As the proud new owner of a Cape Cod-style house, you probably feel that it's an honor to preserve and enjoy the classic beauty of a piece of history. The architecture of your home is based on design lines of houses built in the country's Colonial era. The features you love now for their aesthetics had a very practical purposes back then. The pitched roof allowed the heavy snow of New England winters to slide right off. The central fireplace provided warmth. The simple, symmetrical rectangle shape and evenly spaced windows allowed ample natural light in during the day and gave the house a cozy, balanced visual appeal. Those windows, however, can be a big energy drain, especially if your Cape Cod hasn't been updated. Many of these homes were built between the 1920s and the 1960s. The energy efficiency of windows has vastly improved since that time. Take advantage of these improvements by having new windows installed in your Cape Cod-style house to save money on utilities and maintain your home's balanced beauty at the same time.
Windows to Match the Architectural Style
Windows in the earliest Cape Cod homes were made up of multiple small panes fit into a wood frame. This was largely due to glass-making limitations in early American settlements. The multipane look became a hallmark of the architectural style. When Cape Cods became popular again in the first half of the 20th century, the window style remained a notable characteristic. To maintain the design integrity of your new home, choose windows that have the historic multipane design even though they are made with modern materials and techniques. Look for the following features:
- Six-over-six design. The top sash and the bottom sash should each have six window panes. The panes are mounted in a grid framework. Less common, but equally acceptable, a six-over-one design works well if you're looking for the slightly more modern appearance of a single pane for the bottom sash.
- Double-hung style. Both the top and bottom sashes can be raised and lowered independently. Unlike the earliest Cape Cod homes with the windows firmly caulked in place, you'll be able to adjust the window openings for optimal fresh air ventilation. Modern double-hung windows can also have a tilt-out feature. The movable sashes can be tilted forward and back for an easy reach when you're cleaning inside and out.

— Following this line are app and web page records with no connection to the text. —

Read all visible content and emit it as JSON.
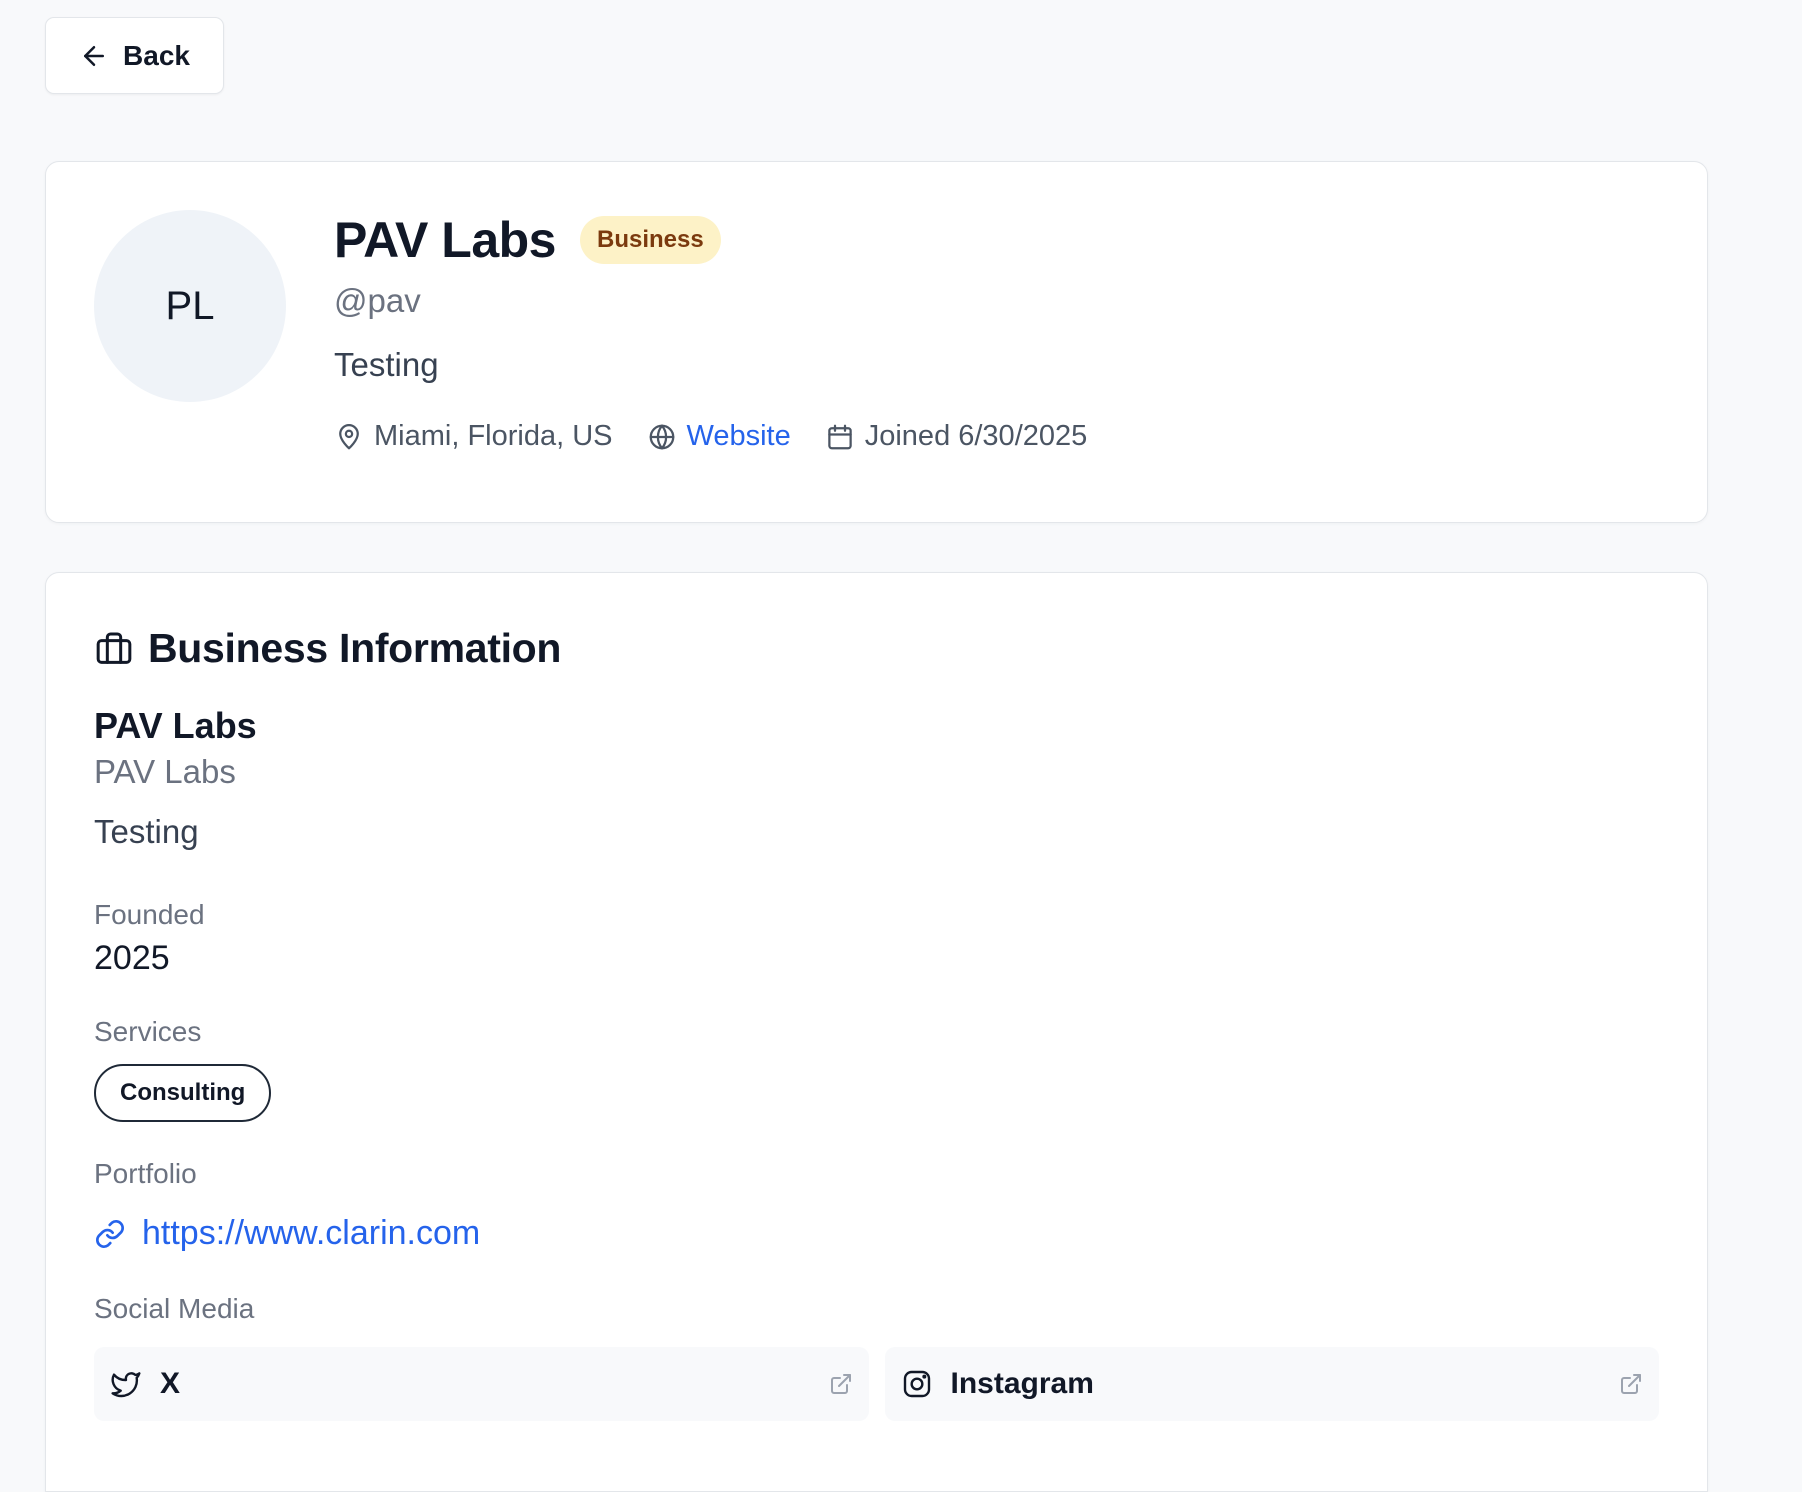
{
  "nav": {
    "back_label": "Back"
  },
  "profile": {
    "initials": "PL",
    "name": "PAV Labs",
    "badge": "Business",
    "handle": "@pav",
    "bio": "Testing",
    "location": "Miami, Florida, US",
    "website_label": "Website",
    "joined": "Joined 6/30/2025"
  },
  "business": {
    "section_title": "Business Information",
    "name": "PAV Labs",
    "legal_name": "PAV Labs",
    "description": "Testing",
    "founded_label": "Founded",
    "founded_value": "2025",
    "services_label": "Services",
    "services": [
      "Consulting"
    ],
    "portfolio_label": "Portfolio",
    "portfolio_url": "https://www.clarin.com",
    "social_label": "Social Media",
    "social": [
      {
        "name": "X",
        "icon": "twitter-icon"
      },
      {
        "name": "Instagram",
        "icon": "instagram-icon"
      }
    ]
  },
  "colors": {
    "background": "#f8f9fb",
    "badge_bg": "#fdf2c7",
    "badge_text": "#7b3a0e",
    "link": "#2563eb",
    "avatar_bg": "#eff3f8"
  }
}
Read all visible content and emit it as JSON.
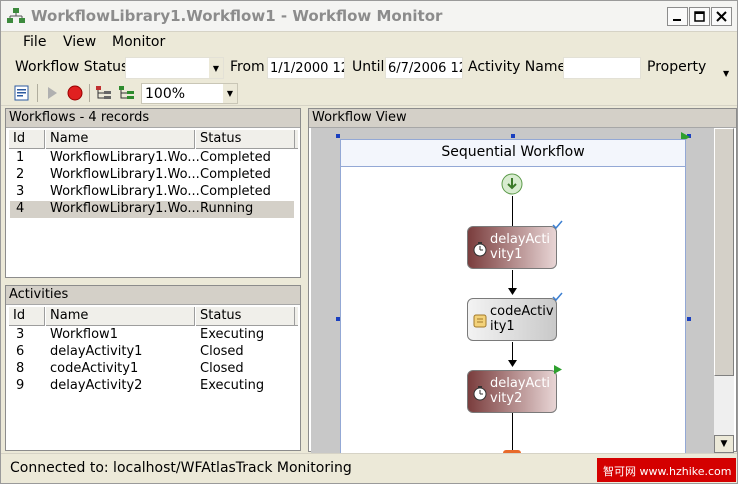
{
  "window": {
    "title": "WorkflowLibrary1.Workflow1 - Workflow Monitor"
  },
  "menu": [
    "File",
    "View",
    "Monitor"
  ],
  "filter": {
    "status_label": "Workflow Status",
    "status_value": "",
    "from_label": "From",
    "from_value": "1/1/2000 12:",
    "until_label": "Until",
    "until_value": "6/7/2006 12:",
    "activity_name_label": "Activity Name",
    "activity_name_value": "",
    "property_label": "Property"
  },
  "toolbar": {
    "zoom": "100%"
  },
  "workflows": {
    "header": "Workflows - 4 records",
    "columns": [
      "Id",
      "Name",
      "Status"
    ],
    "rows": [
      {
        "id": "1",
        "name": "WorkflowLibrary1.Wo...",
        "status": "Completed"
      },
      {
        "id": "2",
        "name": "WorkflowLibrary1.Wo...",
        "status": "Completed"
      },
      {
        "id": "3",
        "name": "WorkflowLibrary1.Wo...",
        "status": "Completed"
      },
      {
        "id": "4",
        "name": "WorkflowLibrary1.Wo...",
        "status": "Running"
      }
    ]
  },
  "activities": {
    "header": "Activities",
    "columns": [
      "Id",
      "Name",
      "Status"
    ],
    "rows": [
      {
        "id": "3",
        "name": "Workflow1",
        "status": "Executing"
      },
      {
        "id": "6",
        "name": "delayActivity1",
        "status": "Closed"
      },
      {
        "id": "8",
        "name": "codeActivity1",
        "status": "Closed"
      },
      {
        "id": "9",
        "name": "delayActivity2",
        "status": "Executing"
      }
    ]
  },
  "workflow_view": {
    "header": "Workflow View",
    "sequence_title": "Sequential Workflow",
    "activities": [
      {
        "label": "delayActivity1",
        "kind": "delay"
      },
      {
        "label": "codeActivity1",
        "kind": "code"
      },
      {
        "label": "delayActivity2",
        "kind": "delay"
      }
    ]
  },
  "status": {
    "text": "Connected to: localhost/WFAtlasTrack Monitoring"
  },
  "watermark": "智可网 www.hzhike.com",
  "colors": {
    "delay_dark": "#7a3d3d",
    "selection": "#d4d0c8",
    "check_blue": "#3c7fd1",
    "running_green": "#2ea02e"
  }
}
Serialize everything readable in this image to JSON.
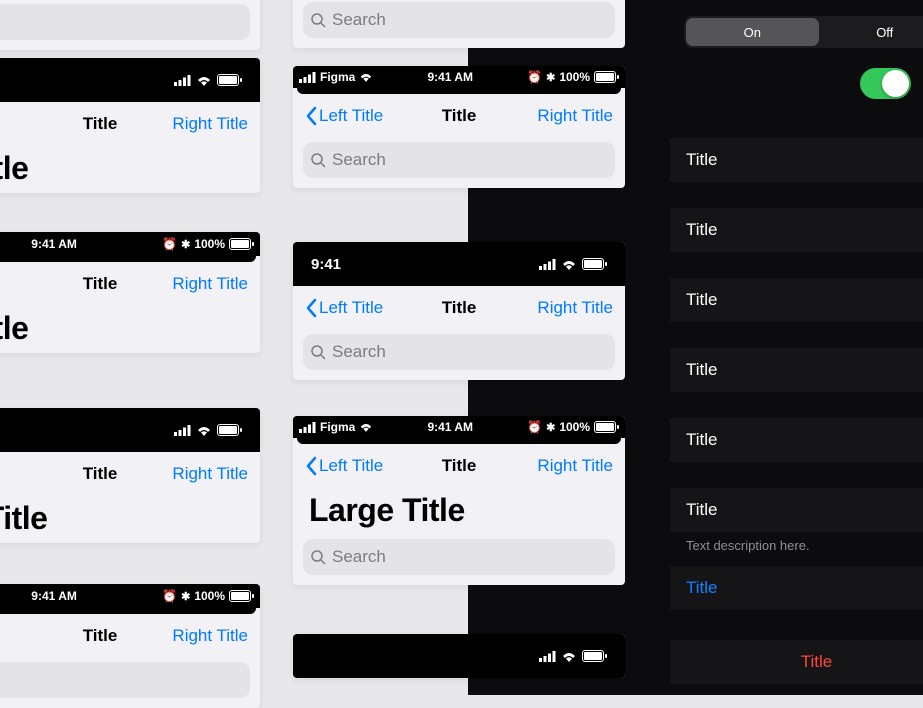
{
  "colors": {
    "accent": "#007aff",
    "accent_dark": "#0a84ff",
    "danger": "#ff453a",
    "toggle_on": "#34c759"
  },
  "status": {
    "time": "9:41 AM",
    "time_short": "9:41",
    "battery": "100%",
    "carrier": "Figma"
  },
  "nav": {
    "title": "Title",
    "left": "Left Title",
    "right": "Right Title",
    "large": "Large Title",
    "large_cut": "e Title",
    "large_cut2": "ge Title"
  },
  "search": {
    "placeholder": "Search",
    "placeholder_cut": "arch"
  },
  "seg": {
    "on": "On",
    "off": "Off"
  },
  "rows": {
    "items": [
      {
        "label": "Title"
      },
      {
        "label": "Title"
      },
      {
        "label": "Title"
      },
      {
        "label": "Title"
      },
      {
        "label": "Title"
      },
      {
        "label": "Title"
      }
    ],
    "desc": "Text description here.",
    "link": "Title",
    "danger": "Title"
  }
}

- Wood or vinyl frames. Wood window frames have the appeal of authenticity. You can order them with a white exterior finish to match the traditional design look and a wood-stained finish for the interior to match your furnishings. Vinyl frames can be less expensive, depending on the style and manufacturer you select. And with modern finishes, their appearance is remarkably similar to the classic wooden frames.
Energy Efficiency and Savings
With modern heating and cooling, you won't have the same battle with the elements that the earliest Cape Cod home owners fought. But as the utility bills arrive each month, you can still feel the big challenge of keeping your home comfortable through all the seasons. When you upgrade the windows, you can make a major dent in those bills. By choosing Energy Star certified windows, you could see a significant reduction in your home operating costs. Combined with other Energy Star products throughout the house, the savings could be as much as the nationwide average of 12 percent.
Installation is the final step in refreshing your Cape Cod home's symmetry with carefully chosen windows. Your remodeling contractor may have to make adjustments to the window casings on an older home to ensure a tight fit. And you'll likely want to put fresh paint on the shutters that accent the windows' exterior appearance. The end result of the entire upgrade is lower energy costs and well-balanced beauty.
For further information about window replacement, visit a website like http://www.newmanroof.com.